“Photo Essay: The U.S. Pivot and China Relations,” The Diplomat, 20 April 2012.
Last week, The Diplomat co-hosted with Harvard University a panel of leading analysts on U.S.-China relations. Following are some of the highlights from the discussion.
Speaking at the event were U.S. Congressman J. Randy Forbes, who is chairman of the House Armed Services Readiness subcommittee, regular Flashpoints writer Dr. James Holmes, his colleagues at the U.S. Naval War College Dr. Toshi Yoshihara and Dr. Andrew Erickson, Prof. Peter Dutton, who heads the China Maritime Studies Institute, and Dr. William Martel, a professor of international security at Tufts University.
With the United States winding down wars in Iraq and Afghanistan, President Barack Obama has indicated his administration’s intention to refocus the country’s diplomatic and military efforts on the Asia-Pacific. But what does this mean for the future of U.S.-China relations? And for U.S. foreign policy generally? How might China respond? The Diplomat presented a high-level panel of analysts and policymakers who offered answers to these and other key questions.
Andrew S. Erickson—“Not Pivoting but Persistence: U.S.-China Military Dynamics in the Near Seas”

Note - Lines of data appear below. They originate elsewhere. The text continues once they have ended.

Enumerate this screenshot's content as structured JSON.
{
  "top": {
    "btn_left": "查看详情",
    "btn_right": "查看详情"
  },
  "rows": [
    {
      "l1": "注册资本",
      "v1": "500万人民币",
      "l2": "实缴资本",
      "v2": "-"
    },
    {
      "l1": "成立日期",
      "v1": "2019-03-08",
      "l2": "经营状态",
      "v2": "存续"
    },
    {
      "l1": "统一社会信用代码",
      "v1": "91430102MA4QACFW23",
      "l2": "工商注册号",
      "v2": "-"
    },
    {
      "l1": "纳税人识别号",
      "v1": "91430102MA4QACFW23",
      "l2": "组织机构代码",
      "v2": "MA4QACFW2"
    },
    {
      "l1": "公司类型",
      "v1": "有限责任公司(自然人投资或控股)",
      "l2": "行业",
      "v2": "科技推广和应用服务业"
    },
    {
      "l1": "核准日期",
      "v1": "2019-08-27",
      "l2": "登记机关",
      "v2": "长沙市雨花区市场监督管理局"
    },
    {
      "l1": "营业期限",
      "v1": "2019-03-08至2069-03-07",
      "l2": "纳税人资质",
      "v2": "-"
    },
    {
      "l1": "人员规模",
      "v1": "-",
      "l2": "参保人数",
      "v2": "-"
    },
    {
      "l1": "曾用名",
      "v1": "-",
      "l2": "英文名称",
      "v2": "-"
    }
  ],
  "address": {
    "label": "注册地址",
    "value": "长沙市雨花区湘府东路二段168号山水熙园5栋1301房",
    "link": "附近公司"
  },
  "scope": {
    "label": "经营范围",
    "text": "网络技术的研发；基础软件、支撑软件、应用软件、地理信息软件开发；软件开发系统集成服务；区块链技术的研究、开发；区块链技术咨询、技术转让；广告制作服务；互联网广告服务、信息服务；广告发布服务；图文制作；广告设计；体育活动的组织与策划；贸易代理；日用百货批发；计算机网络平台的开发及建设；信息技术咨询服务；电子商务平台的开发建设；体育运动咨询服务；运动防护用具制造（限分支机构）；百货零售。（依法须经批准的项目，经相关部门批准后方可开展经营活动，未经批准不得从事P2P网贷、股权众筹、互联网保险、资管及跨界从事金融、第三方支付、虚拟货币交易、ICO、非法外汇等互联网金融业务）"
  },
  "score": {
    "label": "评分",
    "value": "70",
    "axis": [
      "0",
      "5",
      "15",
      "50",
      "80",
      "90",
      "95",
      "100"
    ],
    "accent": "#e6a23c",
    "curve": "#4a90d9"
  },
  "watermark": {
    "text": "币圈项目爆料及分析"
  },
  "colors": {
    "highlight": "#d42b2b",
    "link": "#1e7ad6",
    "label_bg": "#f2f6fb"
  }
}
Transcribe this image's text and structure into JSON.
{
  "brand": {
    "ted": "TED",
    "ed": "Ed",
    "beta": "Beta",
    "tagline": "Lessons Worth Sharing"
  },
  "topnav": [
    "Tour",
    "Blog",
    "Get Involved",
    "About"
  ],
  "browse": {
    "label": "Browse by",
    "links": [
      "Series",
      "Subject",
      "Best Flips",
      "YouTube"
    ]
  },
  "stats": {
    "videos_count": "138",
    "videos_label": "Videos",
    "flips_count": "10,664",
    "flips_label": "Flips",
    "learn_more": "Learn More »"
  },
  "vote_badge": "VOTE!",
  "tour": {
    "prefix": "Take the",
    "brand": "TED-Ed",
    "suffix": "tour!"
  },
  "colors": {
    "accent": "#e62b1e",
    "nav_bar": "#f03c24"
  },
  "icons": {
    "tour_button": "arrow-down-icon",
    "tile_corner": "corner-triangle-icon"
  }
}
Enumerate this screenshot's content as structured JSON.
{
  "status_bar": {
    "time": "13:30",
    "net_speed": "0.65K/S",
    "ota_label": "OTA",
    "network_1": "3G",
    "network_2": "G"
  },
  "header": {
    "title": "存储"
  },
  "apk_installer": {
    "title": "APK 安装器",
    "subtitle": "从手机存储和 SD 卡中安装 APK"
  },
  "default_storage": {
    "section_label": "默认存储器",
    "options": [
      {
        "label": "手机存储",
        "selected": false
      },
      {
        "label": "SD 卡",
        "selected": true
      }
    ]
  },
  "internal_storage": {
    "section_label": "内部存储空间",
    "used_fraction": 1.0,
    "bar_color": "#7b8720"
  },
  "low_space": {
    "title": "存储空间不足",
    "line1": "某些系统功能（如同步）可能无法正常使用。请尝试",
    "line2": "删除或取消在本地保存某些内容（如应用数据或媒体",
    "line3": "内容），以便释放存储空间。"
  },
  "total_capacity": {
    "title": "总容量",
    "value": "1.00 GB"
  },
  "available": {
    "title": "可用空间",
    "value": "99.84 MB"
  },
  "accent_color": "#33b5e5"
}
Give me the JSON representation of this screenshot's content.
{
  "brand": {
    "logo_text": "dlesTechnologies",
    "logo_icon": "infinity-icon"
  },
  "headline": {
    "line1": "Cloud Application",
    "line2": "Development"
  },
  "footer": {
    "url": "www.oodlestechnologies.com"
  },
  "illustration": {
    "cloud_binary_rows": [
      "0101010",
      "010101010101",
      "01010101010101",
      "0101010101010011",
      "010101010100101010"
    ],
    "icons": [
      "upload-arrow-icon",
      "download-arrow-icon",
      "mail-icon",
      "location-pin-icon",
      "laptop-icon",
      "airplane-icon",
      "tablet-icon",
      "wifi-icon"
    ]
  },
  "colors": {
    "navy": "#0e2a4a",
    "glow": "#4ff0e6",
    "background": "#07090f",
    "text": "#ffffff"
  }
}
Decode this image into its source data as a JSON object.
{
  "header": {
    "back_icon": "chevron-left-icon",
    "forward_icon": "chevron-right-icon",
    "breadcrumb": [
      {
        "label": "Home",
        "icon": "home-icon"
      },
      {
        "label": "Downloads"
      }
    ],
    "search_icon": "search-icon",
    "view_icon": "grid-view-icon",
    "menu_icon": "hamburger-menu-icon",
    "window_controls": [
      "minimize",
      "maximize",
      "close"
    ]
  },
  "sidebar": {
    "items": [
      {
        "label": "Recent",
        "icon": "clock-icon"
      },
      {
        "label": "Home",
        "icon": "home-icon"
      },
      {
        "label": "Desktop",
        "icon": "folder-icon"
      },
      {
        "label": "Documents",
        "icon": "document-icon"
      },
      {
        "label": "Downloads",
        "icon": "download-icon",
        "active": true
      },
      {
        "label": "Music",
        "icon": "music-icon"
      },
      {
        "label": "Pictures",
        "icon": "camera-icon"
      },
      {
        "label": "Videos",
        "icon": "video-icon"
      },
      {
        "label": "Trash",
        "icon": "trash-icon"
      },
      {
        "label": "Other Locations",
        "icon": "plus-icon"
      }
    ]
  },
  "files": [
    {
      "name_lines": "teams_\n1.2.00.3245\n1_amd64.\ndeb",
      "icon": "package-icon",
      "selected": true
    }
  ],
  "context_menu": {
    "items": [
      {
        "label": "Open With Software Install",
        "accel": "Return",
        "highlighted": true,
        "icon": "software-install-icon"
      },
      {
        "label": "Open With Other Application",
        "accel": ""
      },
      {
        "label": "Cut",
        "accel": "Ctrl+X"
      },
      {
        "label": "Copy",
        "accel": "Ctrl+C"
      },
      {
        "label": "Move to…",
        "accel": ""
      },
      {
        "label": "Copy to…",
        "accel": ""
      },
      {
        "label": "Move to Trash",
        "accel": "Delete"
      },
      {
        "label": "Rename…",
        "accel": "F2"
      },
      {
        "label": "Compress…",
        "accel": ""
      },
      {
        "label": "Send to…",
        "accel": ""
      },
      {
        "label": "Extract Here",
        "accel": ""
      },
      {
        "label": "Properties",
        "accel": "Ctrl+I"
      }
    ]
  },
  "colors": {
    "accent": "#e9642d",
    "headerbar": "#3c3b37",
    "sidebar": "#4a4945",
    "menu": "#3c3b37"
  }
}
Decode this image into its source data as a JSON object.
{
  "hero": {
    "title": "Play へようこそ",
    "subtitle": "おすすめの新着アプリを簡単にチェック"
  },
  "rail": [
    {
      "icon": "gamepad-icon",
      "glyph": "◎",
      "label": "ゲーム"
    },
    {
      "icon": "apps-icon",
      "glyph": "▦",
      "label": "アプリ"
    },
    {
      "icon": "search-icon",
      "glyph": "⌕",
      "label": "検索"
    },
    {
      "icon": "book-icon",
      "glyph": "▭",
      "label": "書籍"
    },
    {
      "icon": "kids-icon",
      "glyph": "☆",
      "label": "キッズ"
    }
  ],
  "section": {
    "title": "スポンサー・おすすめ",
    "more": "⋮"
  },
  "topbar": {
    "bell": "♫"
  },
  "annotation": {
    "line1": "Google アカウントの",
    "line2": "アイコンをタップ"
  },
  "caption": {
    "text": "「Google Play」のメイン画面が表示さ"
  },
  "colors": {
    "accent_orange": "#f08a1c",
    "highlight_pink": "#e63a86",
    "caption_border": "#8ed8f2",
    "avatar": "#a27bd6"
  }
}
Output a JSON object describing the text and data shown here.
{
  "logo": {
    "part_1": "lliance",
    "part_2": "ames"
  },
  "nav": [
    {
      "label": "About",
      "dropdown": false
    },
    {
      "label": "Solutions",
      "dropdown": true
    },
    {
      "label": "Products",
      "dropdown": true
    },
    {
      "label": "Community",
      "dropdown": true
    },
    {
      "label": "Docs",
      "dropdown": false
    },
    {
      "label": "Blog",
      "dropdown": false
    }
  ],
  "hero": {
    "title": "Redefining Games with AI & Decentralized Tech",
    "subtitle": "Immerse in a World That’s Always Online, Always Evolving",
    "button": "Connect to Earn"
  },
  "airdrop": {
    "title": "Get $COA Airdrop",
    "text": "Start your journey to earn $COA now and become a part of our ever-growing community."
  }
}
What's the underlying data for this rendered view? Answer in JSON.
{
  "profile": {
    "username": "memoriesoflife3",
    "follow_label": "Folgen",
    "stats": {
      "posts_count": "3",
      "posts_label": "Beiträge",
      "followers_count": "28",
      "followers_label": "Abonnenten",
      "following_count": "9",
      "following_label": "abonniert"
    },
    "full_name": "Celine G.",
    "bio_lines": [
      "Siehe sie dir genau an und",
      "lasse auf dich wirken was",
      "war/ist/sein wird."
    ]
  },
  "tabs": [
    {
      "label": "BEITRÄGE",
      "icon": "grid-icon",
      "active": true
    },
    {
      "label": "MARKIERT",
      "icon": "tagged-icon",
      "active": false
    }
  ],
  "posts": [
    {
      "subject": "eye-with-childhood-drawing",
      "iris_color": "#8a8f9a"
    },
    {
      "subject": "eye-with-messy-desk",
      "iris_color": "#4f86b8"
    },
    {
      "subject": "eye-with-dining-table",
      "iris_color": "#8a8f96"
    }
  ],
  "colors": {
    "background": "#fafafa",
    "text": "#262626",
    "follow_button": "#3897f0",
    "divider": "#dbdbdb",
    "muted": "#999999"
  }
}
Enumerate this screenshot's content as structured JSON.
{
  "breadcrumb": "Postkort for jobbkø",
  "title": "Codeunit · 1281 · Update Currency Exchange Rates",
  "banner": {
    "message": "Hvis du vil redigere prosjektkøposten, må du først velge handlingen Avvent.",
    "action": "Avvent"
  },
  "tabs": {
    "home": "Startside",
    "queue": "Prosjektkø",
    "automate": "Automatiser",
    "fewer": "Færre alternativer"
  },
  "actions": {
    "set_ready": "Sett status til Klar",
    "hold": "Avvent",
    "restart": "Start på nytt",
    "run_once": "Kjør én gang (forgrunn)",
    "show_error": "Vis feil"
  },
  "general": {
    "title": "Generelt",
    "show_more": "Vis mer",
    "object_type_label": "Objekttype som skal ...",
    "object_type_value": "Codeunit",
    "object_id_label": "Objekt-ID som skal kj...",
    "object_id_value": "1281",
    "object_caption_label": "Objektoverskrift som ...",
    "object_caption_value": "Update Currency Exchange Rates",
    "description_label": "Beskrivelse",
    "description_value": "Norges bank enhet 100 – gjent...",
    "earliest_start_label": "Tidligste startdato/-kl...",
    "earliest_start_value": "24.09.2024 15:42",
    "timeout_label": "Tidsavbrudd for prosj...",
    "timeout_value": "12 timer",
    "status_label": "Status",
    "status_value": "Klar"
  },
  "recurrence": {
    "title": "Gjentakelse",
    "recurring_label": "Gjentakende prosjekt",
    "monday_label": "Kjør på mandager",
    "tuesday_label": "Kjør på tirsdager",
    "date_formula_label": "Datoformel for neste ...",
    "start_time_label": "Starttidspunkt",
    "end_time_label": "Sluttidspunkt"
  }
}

The U.S. is not “returning” to the Asia-Pacific, it never left in the first place. China is already a world-class military power—but not in the ways that many have charged. The U.S. military has many options to prevent the People’s Liberation Army from paralyzing its forces, yet it will fail if it continues business as usual. Though Beijing and Washington have considerable shared interests and potential for cooperation, the most difficult period for them to achieve “competitive coexistence” may already have begun.